**EXERCISE BRIEF**. Leave out the pictures and copy every record exactly.

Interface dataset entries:
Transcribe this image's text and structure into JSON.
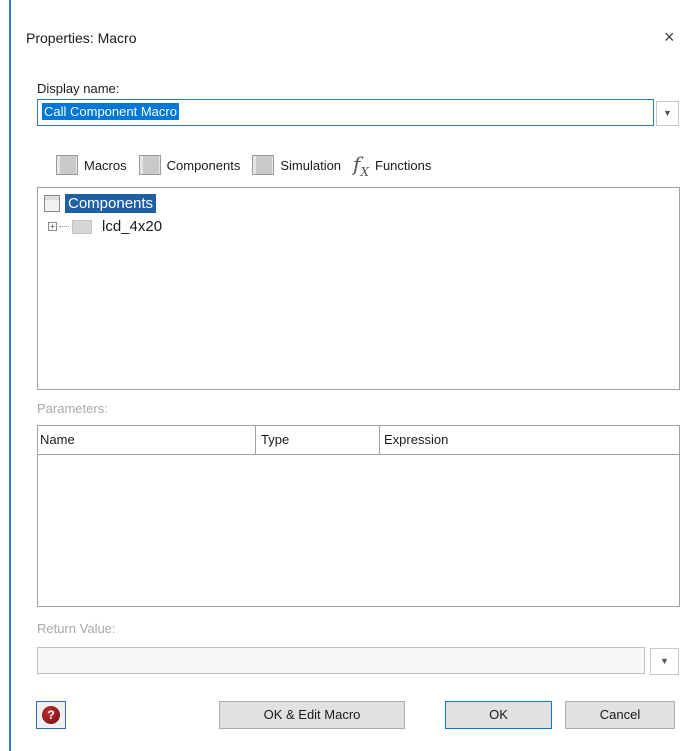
{
  "dialog": {
    "title": "Properties: Macro",
    "close_glyph": "×"
  },
  "display_name": {
    "label": "Display name:",
    "value": "Call Component Macro"
  },
  "tabs": [
    {
      "label": "Macros",
      "icon": "macros-icon"
    },
    {
      "label": "Components",
      "icon": "components-icon"
    },
    {
      "label": "Simulation",
      "icon": "simulation-icon"
    },
    {
      "label": "Functions",
      "icon": "fx-icon"
    }
  ],
  "tree": {
    "root": "Components",
    "children": [
      {
        "label": "lcd_4x20",
        "expander": "+"
      }
    ]
  },
  "parameters": {
    "label": "Parameters:",
    "columns": [
      "Name",
      "Type",
      "Expression"
    ]
  },
  "return_value": {
    "label": "Return Value:",
    "value": ""
  },
  "buttons": {
    "help_glyph": "?",
    "ok_edit": "OK & Edit Macro",
    "ok": "OK",
    "cancel": "Cancel"
  },
  "colors": {
    "accent": "#2b79c2",
    "selection": "#0078d7",
    "tree_selection": "#1f5fa6"
  }
}
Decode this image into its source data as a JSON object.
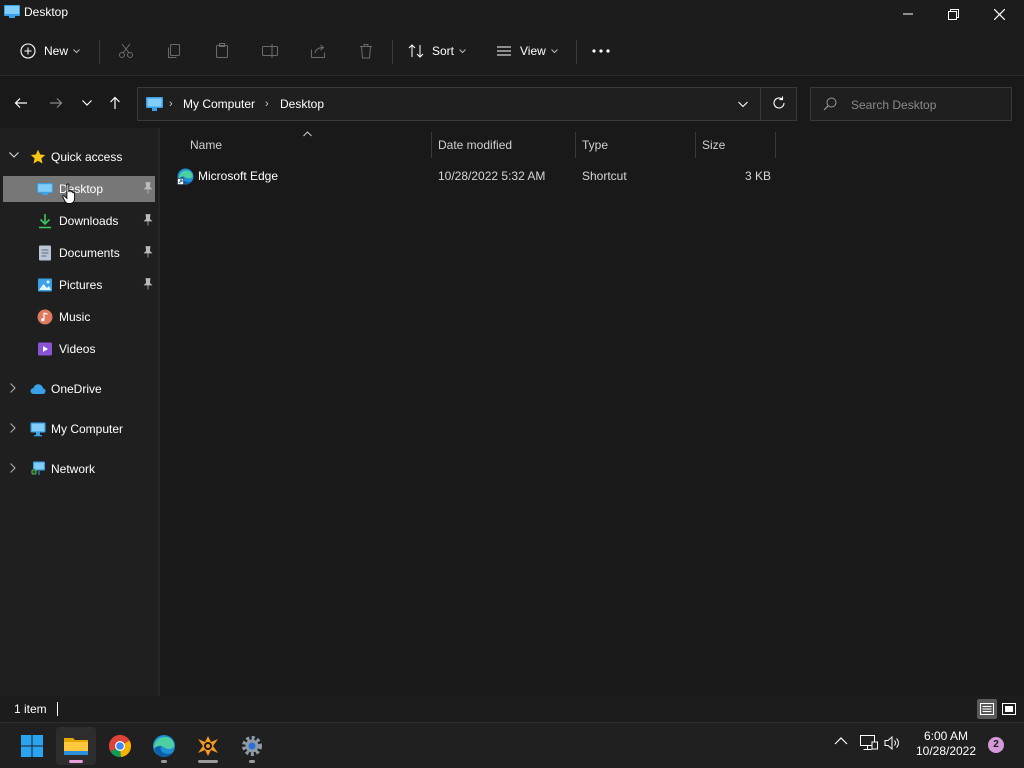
{
  "window": {
    "title": "Desktop"
  },
  "toolbar": {
    "new_label": "New",
    "sort_label": "Sort",
    "view_label": "View",
    "more_label": "···",
    "caret": "⌄"
  },
  "address": {
    "crumbs": [
      "My Computer",
      "Desktop"
    ],
    "separator": "›"
  },
  "search": {
    "placeholder": "Search Desktop"
  },
  "sidebar": {
    "items": [
      {
        "label": "Quick access",
        "icon": "star-icon"
      },
      {
        "label": "Desktop",
        "icon": "desktop-icon",
        "pinned": true,
        "selected": true
      },
      {
        "label": "Downloads",
        "icon": "download-icon",
        "pinned": true
      },
      {
        "label": "Documents",
        "icon": "document-icon",
        "pinned": true
      },
      {
        "label": "Pictures",
        "icon": "pictures-icon",
        "pinned": true
      },
      {
        "label": "Music",
        "icon": "music-icon"
      },
      {
        "label": "Videos",
        "icon": "videos-icon"
      },
      {
        "label": "OneDrive",
        "icon": "cloud-icon"
      },
      {
        "label": "My Computer",
        "icon": "computer-icon"
      },
      {
        "label": "Network",
        "icon": "network-icon"
      }
    ]
  },
  "columns": {
    "name": "Name",
    "date": "Date modified",
    "type": "Type",
    "size": "Size"
  },
  "files": [
    {
      "name": "Microsoft Edge",
      "date": "10/28/2022 5:32 AM",
      "type": "Shortcut",
      "size": "3 KB",
      "icon": "edge-shortcut-icon"
    }
  ],
  "status": {
    "count": "1 item"
  },
  "taskbar": {
    "apps": [
      "start-icon",
      "file-explorer-icon",
      "chrome-icon",
      "edge-icon",
      "app-icon",
      "settings-icon"
    ],
    "time": "6:00 AM",
    "date": "10/28/2022",
    "notifications": "2"
  },
  "colors": {
    "selection": "#777777",
    "background": "#191919",
    "accent": "#60cdff"
  }
}
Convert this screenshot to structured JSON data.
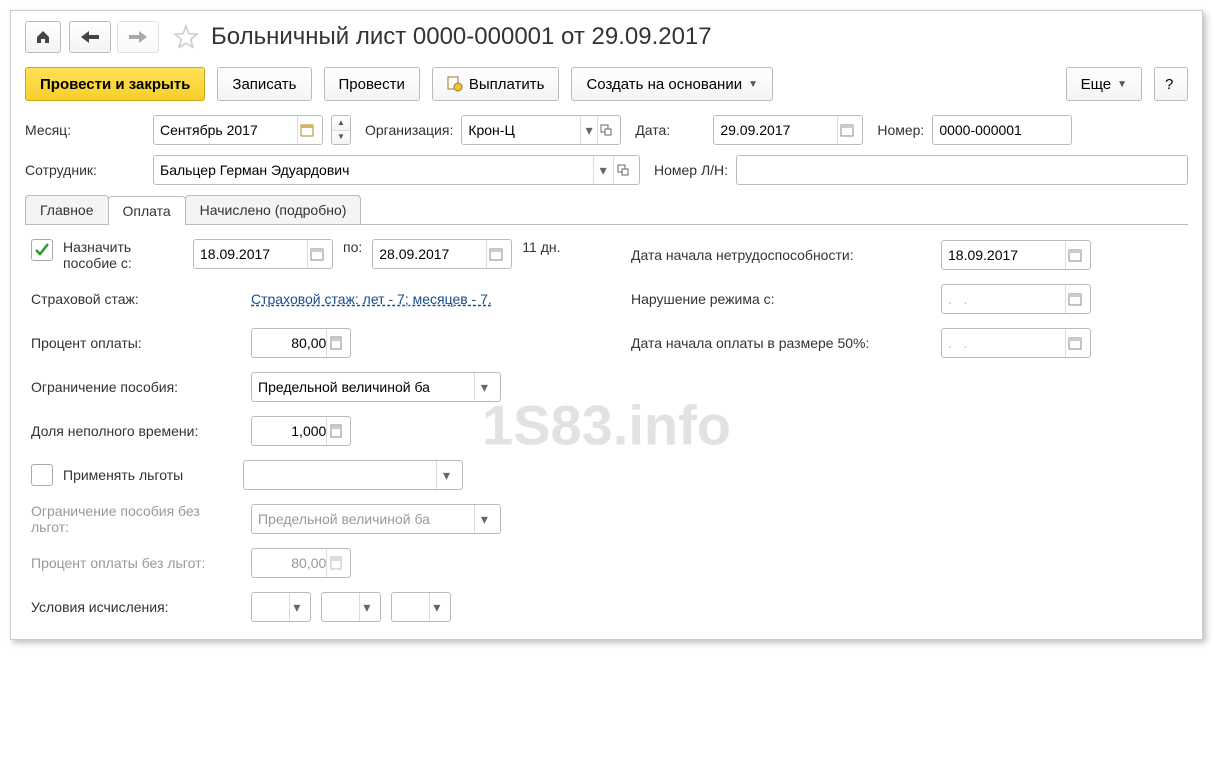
{
  "title": "Больничный лист 0000-000001 от 29.09.2017",
  "toolbar": {
    "primary": "Провести и закрыть",
    "save": "Записать",
    "post": "Провести",
    "pay": "Выплатить",
    "createOn": "Создать на основании",
    "more": "Еще",
    "help": "?"
  },
  "fields": {
    "month_label": "Месяц:",
    "month_value": "Сентябрь 2017",
    "org_label": "Организация:",
    "org_value": "Крон-Ц",
    "date_label": "Дата:",
    "date_value": "29.09.2017",
    "number_label": "Номер:",
    "number_value": "0000-000001",
    "employee_label": "Сотрудник:",
    "employee_value": "Бальцер Герман Эдуардович",
    "ln_label": "Номер Л/Н:",
    "ln_value": ""
  },
  "tabs": [
    "Главное",
    "Оплата",
    "Начислено (подробно)"
  ],
  "payment": {
    "assign_label": "Назначить пособие с:",
    "from": "18.09.2017",
    "to_label": "по:",
    "to": "28.09.2017",
    "days": "11 дн.",
    "seniority_label": "Страховой стаж:",
    "seniority_link": "Страховой стаж: лет - 7;  месяцев - 7.",
    "percent_label": "Процент оплаты:",
    "percent_value": "80,00",
    "limit_label": "Ограничение пособия:",
    "limit_value": "Предельной величиной ба",
    "parttime_label": "Доля неполного времени:",
    "parttime_value": "1,000",
    "use_discount_label": "Применять льготы",
    "limit_wo_label": "Ограничение пособия без льгот:",
    "limit_wo_value": "Предельной величиной ба",
    "percent_wo_label": "Процент оплаты без льгот:",
    "percent_wo_value": "80,00",
    "conditions_label": "Условия исчисления:"
  },
  "right": {
    "disability_label": "Дата начала нетрудоспособности:",
    "disability_value": "18.09.2017",
    "violation_label": "Нарушение режима с:",
    "violation_value": ".   .",
    "pay50_label": "Дата начала оплаты в размере 50%:",
    "pay50_value": ".   ."
  },
  "watermark": "1S83.info"
}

**YOUR RESPONSE**.
Transcribe this image's text and structure into JSON.
{
  "dialog": {
    "title": "Properties: Macro",
    "close_glyph": "×"
  },
  "display_name": {
    "label": "Display name:",
    "value": "Call Component Macro"
  },
  "tabs": [
    {
      "label": "Macros",
      "icon": "macros-icon"
    },
    {
      "label": "Components",
      "icon": "components-icon"
    },
    {
      "label": "Simulation",
      "icon": "simulation-icon"
    },
    {
      "label": "Functions",
      "icon": "fx-icon"
    }
  ],
  "tree": {
    "root": "Components",
    "children": [
      {
        "label": "lcd_4x20",
        "expander": "+"
      }
    ]
  },
  "parameters": {
    "label": "Parameters:",
    "columns": [
      "Name",
      "Type",
      "Expression"
    ]
  },
  "return_value": {
    "label": "Return Value:",
    "value": ""
  },
  "buttons": {
    "help_glyph": "?",
    "ok_edit": "OK & Edit Macro",
    "ok": "OK",
    "cancel": "Cancel"
  },
  "colors": {
    "accent": "#2b79c2",
    "selection": "#0078d7",
    "tree_selection": "#1f5fa6"
  }
}
Decode this image into its source data as a JSON object.
{
  "window": {
    "title": "Desktop"
  },
  "toolbar": {
    "new_label": "New",
    "sort_label": "Sort",
    "view_label": "View",
    "more_label": "···",
    "caret": "⌄"
  },
  "address": {
    "crumbs": [
      "My Computer",
      "Desktop"
    ],
    "separator": "›"
  },
  "search": {
    "placeholder": "Search Desktop"
  },
  "sidebar": {
    "items": [
      {
        "label": "Quick access",
        "icon": "star-icon"
      },
      {
        "label": "Desktop",
        "icon": "desktop-icon",
        "pinned": true,
        "selected": true
      },
      {
        "label": "Downloads",
        "icon": "download-icon",
        "pinned": true
      },
      {
        "label": "Documents",
        "icon": "document-icon",
        "pinned": true
      },
      {
        "label": "Pictures",
        "icon": "pictures-icon",
        "pinned": true
      },
      {
        "label": "Music",
        "icon": "music-icon"
      },
      {
        "label": "Videos",
        "icon": "videos-icon"
      },
      {
        "label": "OneDrive",
        "icon": "cloud-icon"
      },
      {
        "label": "My Computer",
        "icon": "computer-icon"
      },
      {
        "label": "Network",
        "icon": "network-icon"
      }
    ]
  },
  "columns": {
    "name": "Name",
    "date": "Date modified",
    "type": "Type",
    "size": "Size"
  },
  "files": [
    {
      "name": "Microsoft Edge",
      "date": "10/28/2022 5:32 AM",
      "type": "Shortcut",
      "size": "3 KB",
      "icon": "edge-shortcut-icon"
    }
  ],
  "status": {
    "count": "1 item"
  },
  "taskbar": {
    "apps": [
      "start-icon",
      "file-explorer-icon",
      "chrome-icon",
      "edge-icon",
      "app-icon",
      "settings-icon"
    ],
    "time": "6:00 AM",
    "date": "10/28/2022",
    "notifications": "2"
  },
  "colors": {
    "selection": "#777777",
    "background": "#191919",
    "accent": "#60cdff"
  }
}
Convert this screenshot to structured JSON data.
{
  "title": "Больничный лист 0000-000001 от 29.09.2017",
  "toolbar": {
    "primary": "Провести и закрыть",
    "save": "Записать",
    "post": "Провести",
    "pay": "Выплатить",
    "createOn": "Создать на основании",
    "more": "Еще",
    "help": "?"
  },
  "fields": {
    "month_label": "Месяц:",
    "month_value": "Сентябрь 2017",
    "org_label": "Организация:",
    "org_value": "Крон-Ц",
    "date_label": "Дата:",
    "date_value": "29.09.2017",
    "number_label": "Номер:",
    "number_value": "0000-000001",
    "employee_label": "Сотрудник:",
    "employee_value": "Бальцер Герман Эдуардович",
    "ln_label": "Номер Л/Н:",
    "ln_value": ""
  },
  "tabs": [
    "Главное",
    "Оплата",
    "Начислено (подробно)"
  ],
  "payment": {
    "assign_label": "Назначить пособие с:",
    "from": "18.09.2017",
    "to_label": "по:",
    "to": "28.09.2017",
    "days": "11 дн.",
    "seniority_label": "Страховой стаж:",
    "seniority_link": "Страховой стаж: лет - 7;  месяцев - 7.",
    "percent_label": "Процент оплаты:",
    "percent_value": "80,00",
    "limit_label": "Ограничение пособия:",
    "limit_value": "Предельной величиной ба",
    "parttime_label": "Доля неполного времени:",
    "parttime_value": "1,000",
    "use_discount_label": "Применять льготы",
    "limit_wo_label": "Ограничение пособия без льгот:",
    "limit_wo_value": "Предельной величиной ба",
    "percent_wo_label": "Процент оплаты без льгот:",
    "percent_wo_value": "80,00",
    "conditions_label": "Условия исчисления:"
  },
  "right": {
    "disability_label": "Дата начала нетрудоспособности:",
    "disability_value": "18.09.2017",
    "violation_label": "Нарушение режима с:",
    "violation_value": ".   .",
    "pay50_label": "Дата начала оплаты в размере 50%:",
    "pay50_value": ".   ."
  },
  "watermark": "1S83.info"
}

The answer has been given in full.